In addition to Kentucky, the 6-foot-3 Sheppard holds major offers from Arizona State, Indiana, Iowa, Louisville, Texas A&M, and others, while Gonzaga, Virginia, and Clemson have been in contact since mid-June.
“All of the offers have meant a lot, but you know, we live in Kentucky; Stacey and I played at Kentucky,” Jeff said. “We have no idea how the recruitment is going to play out. Reed is just trying to get his arms around all of this right now, and it’s a little bit of a whirlwind, but that’s OK. It was definitely very special.”
Reed led the state of Kentucky in scoring as a sophomore with 30.1 points per game, emerging as a consensus Top 75 recruit and climbing to the No. 39 overall player in Rivals’ 2023 rankings. He got his opportunity to live up to that ranking against the best competition in Birmingham, something his father wanted to see.
“This is what we’ve been waiting for. I’ve been saying all along that I wanted to see my own son play in front of the college coaches at the highest level against the very best competition in the country. I need to know where he is, and he needs to know where he is. That’s the setting that we just experienced, and that’s why they do it. That’s why it’s such a big weekend because you get to evaluate yourself, you get to be evaluated by the very best leaders in this industry, and it wasn’t only Kentucky there.
“What a cool setting to be in the middle of the game and look over to see Chris Mack, Juwan Howard, Tony Bennett, Mark Pope, and so many others. It just doesn’t stop. What a cool atmosphere to be a part of. It was a blast.”
Birmingham wasn’t the first time major college coaches had evaluated Sheppard, but Calipari and Kentucky made their first appearance. Kentucky passed on the opportunity to evaluate the rising junior during the Titans-Rockets Summer Shootout in Shelbyville, Kentucky, earlier this summer, but timing is everything.
“Kentucky had some pretty important business to take care of in the summer,” Jeff said. “It wasn’t like they were going to kick back at the Joe Craft Center and watch TV. They were hosting the best players in the country in the 2022 class and trying to rebuild from a season that was a real challenge. Could they have made an effort to run up the road? They could have, but what message does that send to the very best of the best that they’re looking at playing as soon as next year?”
Now that a Kentucky offer is on the table, the buzz around Sheppard will only heat up in the state of Kentucky. North Laurel High School’s gymnasium, known as “The Jungle,” will certainly be just that the next two years.

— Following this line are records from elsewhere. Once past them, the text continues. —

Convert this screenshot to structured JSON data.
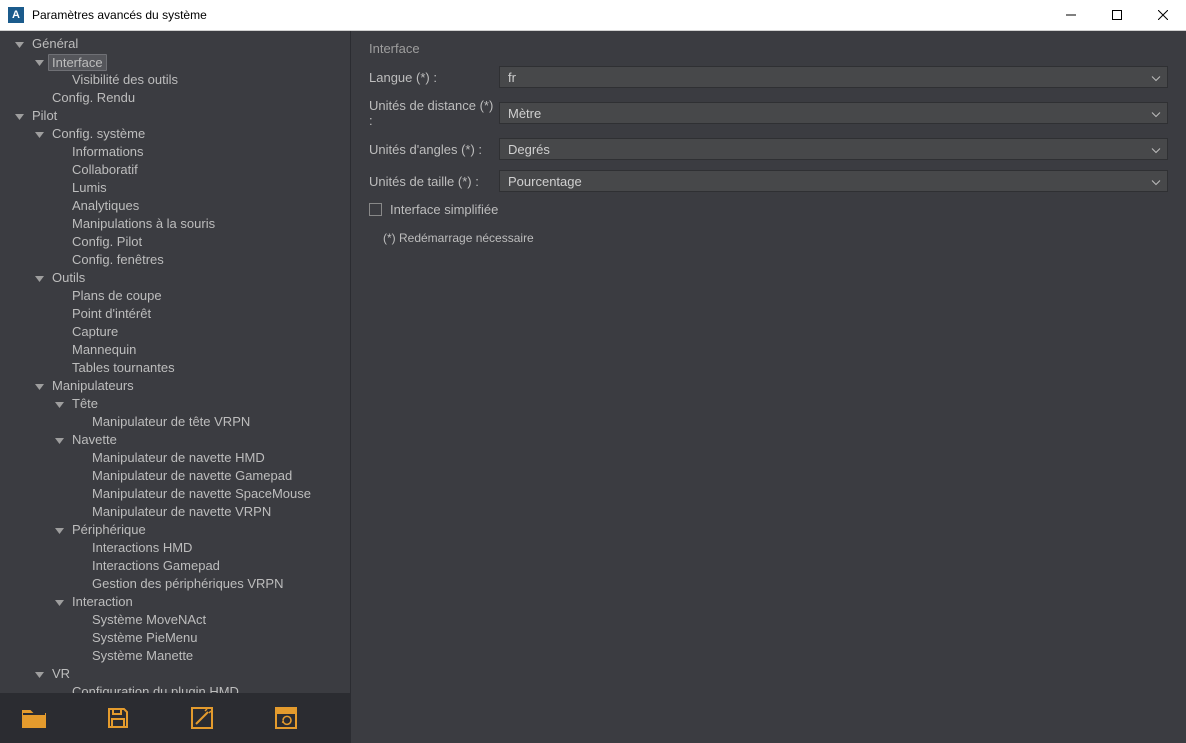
{
  "window": {
    "title": "Paramètres avancés du système",
    "icon_letter": "A"
  },
  "tree": [
    {
      "depth": 0,
      "exp": true,
      "label": "Général"
    },
    {
      "depth": 1,
      "exp": true,
      "label": "Interface",
      "selected": true
    },
    {
      "depth": 2,
      "exp": null,
      "label": "Visibilité des outils"
    },
    {
      "depth": 1,
      "exp": null,
      "label": "Config. Rendu"
    },
    {
      "depth": 0,
      "exp": true,
      "label": "Pilot"
    },
    {
      "depth": 1,
      "exp": true,
      "label": "Config. système"
    },
    {
      "depth": 2,
      "exp": null,
      "label": "Informations"
    },
    {
      "depth": 2,
      "exp": null,
      "label": "Collaboratif"
    },
    {
      "depth": 2,
      "exp": null,
      "label": "Lumis"
    },
    {
      "depth": 2,
      "exp": null,
      "label": "Analytiques"
    },
    {
      "depth": 2,
      "exp": null,
      "label": "Manipulations à la souris"
    },
    {
      "depth": 2,
      "exp": null,
      "label": "Config. Pilot"
    },
    {
      "depth": 2,
      "exp": null,
      "label": "Config. fenêtres"
    },
    {
      "depth": 1,
      "exp": true,
      "label": "Outils"
    },
    {
      "depth": 2,
      "exp": null,
      "label": "Plans de coupe"
    },
    {
      "depth": 2,
      "exp": null,
      "label": "Point d'intérêt"
    },
    {
      "depth": 2,
      "exp": null,
      "label": "Capture"
    },
    {
      "depth": 2,
      "exp": null,
      "label": "Mannequin"
    },
    {
      "depth": 2,
      "exp": null,
      "label": "Tables tournantes"
    },
    {
      "depth": 1,
      "exp": true,
      "label": "Manipulateurs"
    },
    {
      "depth": 2,
      "exp": true,
      "label": "Tête"
    },
    {
      "depth": 3,
      "exp": null,
      "label": "Manipulateur de tête VRPN"
    },
    {
      "depth": 2,
      "exp": true,
      "label": "Navette"
    },
    {
      "depth": 3,
      "exp": null,
      "label": "Manipulateur de navette HMD"
    },
    {
      "depth": 3,
      "exp": null,
      "label": "Manipulateur de navette Gamepad"
    },
    {
      "depth": 3,
      "exp": null,
      "label": "Manipulateur de navette SpaceMouse"
    },
    {
      "depth": 3,
      "exp": null,
      "label": "Manipulateur de navette VRPN"
    },
    {
      "depth": 2,
      "exp": true,
      "label": "Périphérique"
    },
    {
      "depth": 3,
      "exp": null,
      "label": "Interactions HMD"
    },
    {
      "depth": 3,
      "exp": null,
      "label": "Interactions Gamepad"
    },
    {
      "depth": 3,
      "exp": null,
      "label": "Gestion des périphériques VRPN"
    },
    {
      "depth": 2,
      "exp": true,
      "label": "Interaction"
    },
    {
      "depth": 3,
      "exp": null,
      "label": "Système MoveNAct"
    },
    {
      "depth": 3,
      "exp": null,
      "label": "Système PieMenu"
    },
    {
      "depth": 3,
      "exp": null,
      "label": "Système Manette"
    },
    {
      "depth": 1,
      "exp": true,
      "label": "VR"
    },
    {
      "depth": 2,
      "exp": null,
      "label": "Configuration du plugin HMD"
    }
  ],
  "content": {
    "section_title": "Interface",
    "fields": {
      "langue": {
        "label": "Langue (*) :",
        "value": "fr"
      },
      "distance": {
        "label": "Unités de distance (*) :",
        "value": "Mètre"
      },
      "angles": {
        "label": "Unités d'angles (*) :",
        "value": "Degrés"
      },
      "taille": {
        "label": "Unités de taille (*) :",
        "value": "Pourcentage"
      }
    },
    "checkbox_label": "Interface simplifiée",
    "note": "(*) Redémarrage nécessaire"
  }
}
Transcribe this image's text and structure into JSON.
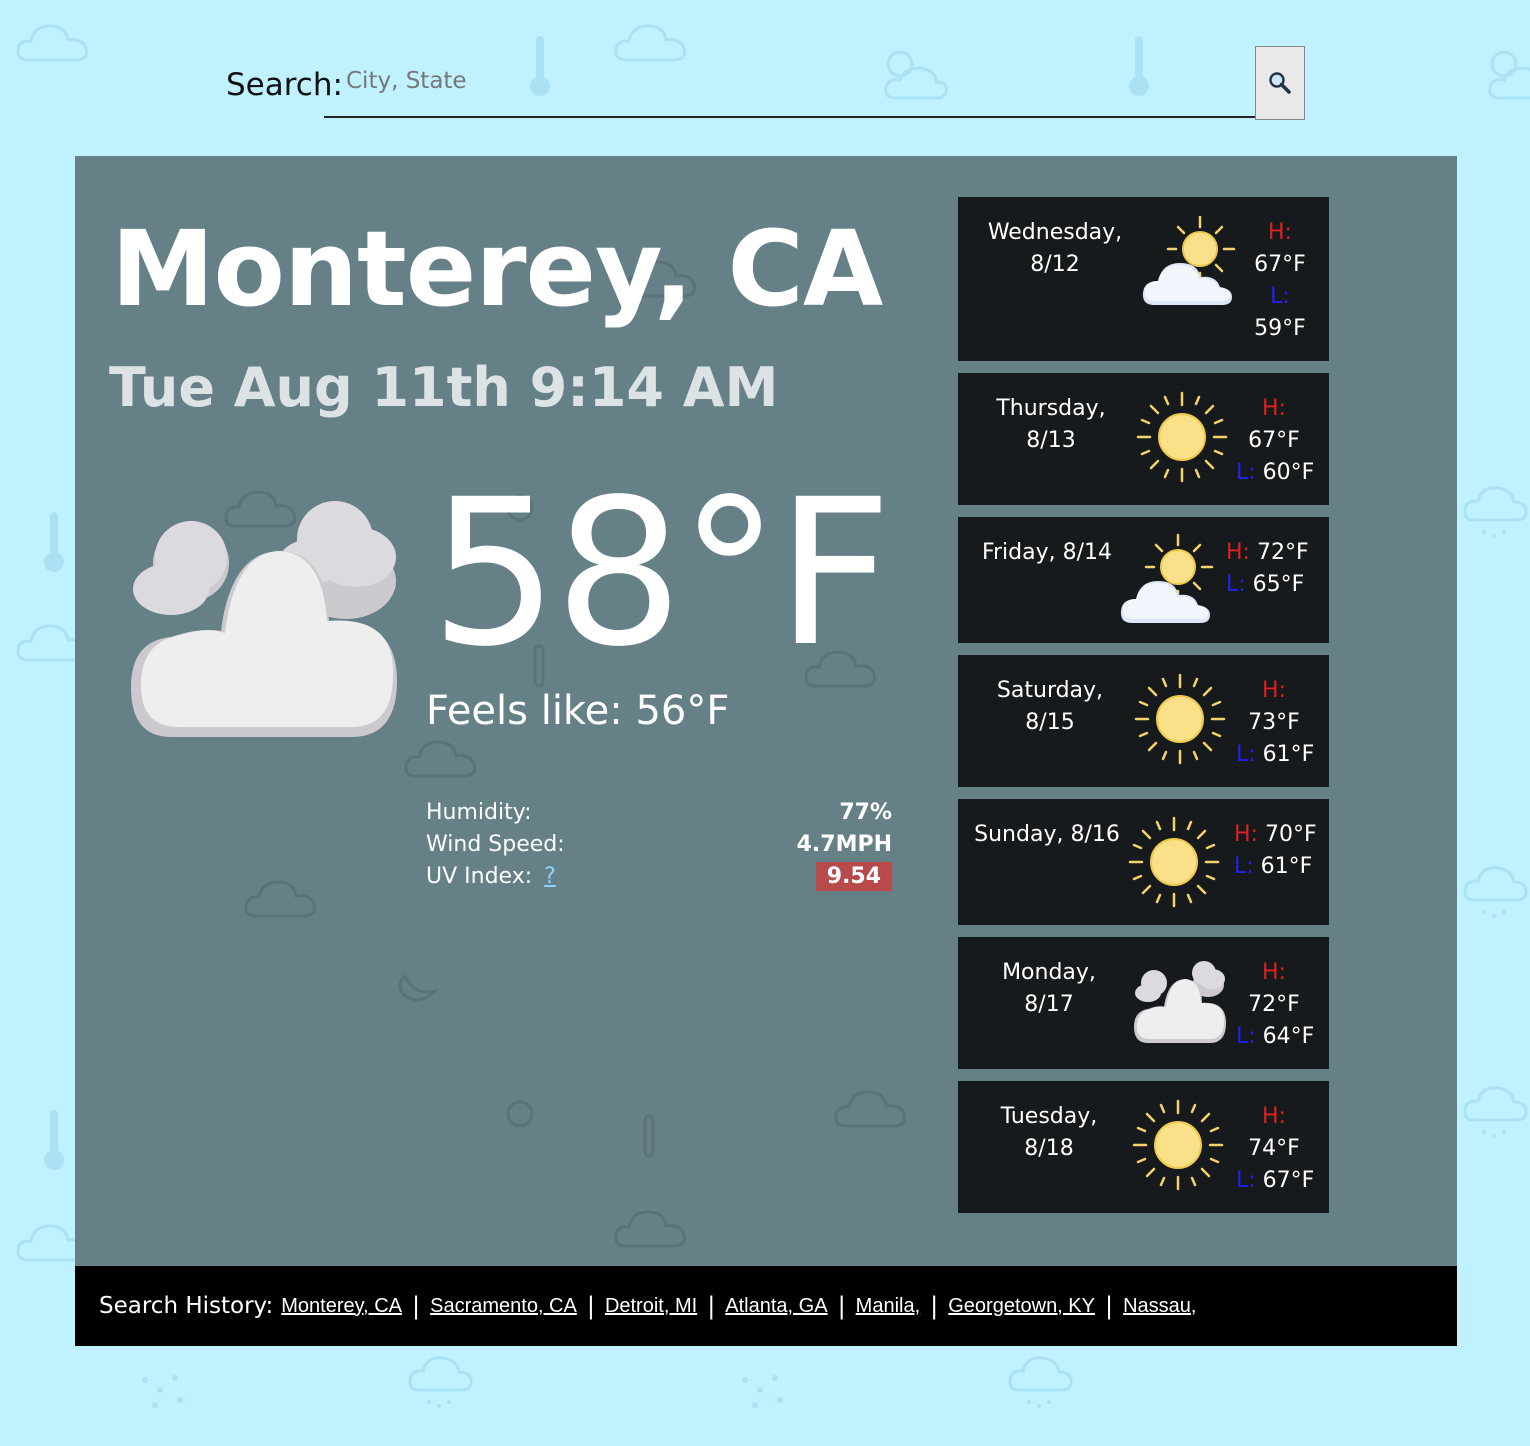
{
  "search": {
    "label": "Search:",
    "placeholder": "City, State",
    "value": ""
  },
  "current": {
    "city": "Monterey, CA",
    "datetime": "Tue Aug 11th 9:14 AM",
    "icon": "cloudy-icon",
    "temperature": "58°F",
    "feels_like": "Feels like: 56°F",
    "humidity_label": "Humidity:",
    "humidity": "77%",
    "wind_label": "Wind Speed:",
    "wind": "4.7MPH",
    "uv_label": "UV Index:",
    "uv_help": "?",
    "uv": "9.54",
    "uv_color": "#b84a4c"
  },
  "forecast": [
    {
      "day": "Wednesday,",
      "date": "8/12",
      "icon": "partly-cloudy-icon",
      "high_label": "H:",
      "high": "67°F",
      "low_label": "L:",
      "low": "59°F"
    },
    {
      "day": "Thursday,",
      "date": "8/13",
      "icon": "sun-icon",
      "high_label": "H:",
      "high": "67°F",
      "low_label": "L:",
      "low": "60°F"
    },
    {
      "day": "Friday, 8/14",
      "date": "",
      "icon": "partly-cloudy-icon",
      "high_label": "H:",
      "high": "72°F",
      "low_label": "L:",
      "low": "65°F"
    },
    {
      "day": "Saturday,",
      "date": "8/15",
      "icon": "sun-icon",
      "high_label": "H:",
      "high": "73°F",
      "low_label": "L:",
      "low": "61°F"
    },
    {
      "day": "Sunday, 8/16",
      "date": "",
      "icon": "sun-icon",
      "high_label": "H:",
      "high": "70°F",
      "low_label": "L:",
      "low": "61°F"
    },
    {
      "day": "Monday,",
      "date": "8/17",
      "icon": "cloudy-icon",
      "high_label": "H:",
      "high": "72°F",
      "low_label": "L:",
      "low": "64°F"
    },
    {
      "day": "Tuesday,",
      "date": "8/18",
      "icon": "sun-icon",
      "high_label": "H:",
      "high": "74°F",
      "low_label": "L:",
      "low": "67°F"
    }
  ],
  "history": {
    "label": "Search History:",
    "items": [
      "Monterey, CA",
      "Sacramento, CA",
      "Detroit, MI",
      "Atlanta, GA",
      "Manila,",
      "Georgetown, KY",
      "Nassau,"
    ],
    "separator": "|"
  },
  "colors": {
    "page_background": "#bff1ff",
    "panel_background": "#658087",
    "card_background": "#161a1c",
    "high_color": "#e01f1f",
    "low_color": "#2222ee"
  }
}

“It helps more than anything that he’s got two parents that love him and care for him, not just that we played at Kentucky. I’m knocking on thirty years removed from this process; things were a little different thirty years ago. I went through it, but I went through it a long time ago. It’s a different animal now. You have new rules coming into play that change up things, but through it all, it will be Reed’s decision. We will be there to support him no matter what happens, and more than anything, we’re just trying to personally enjoy the moment and create the moment around Reed so he can enjoy the moment as well.”
Those new rules coming into play include NIL (Name, Image, Likeness). Imagine the financial opportunities Sheppard would have at Kentucky, especially alongside his two-time national champion father and mother who has her name etched throughout the UK record books?
“We’re actually trying to figure out what our thoughts are on this like I think a lot of the country is. We’re definitely going to be patient in regards to learning how all of this is going to play out. Thankfully we have some time before we have to figure it out.
“Reed would obviously have some great opportunities in this state, but he’s going to have some neat opportunities anywhere he goes. We will see how it all plays out.”
Will Sheppard take the 75-mile path from London to Lexington? John Calipari handled part one. The rest is in Reed Sheppard’s hands.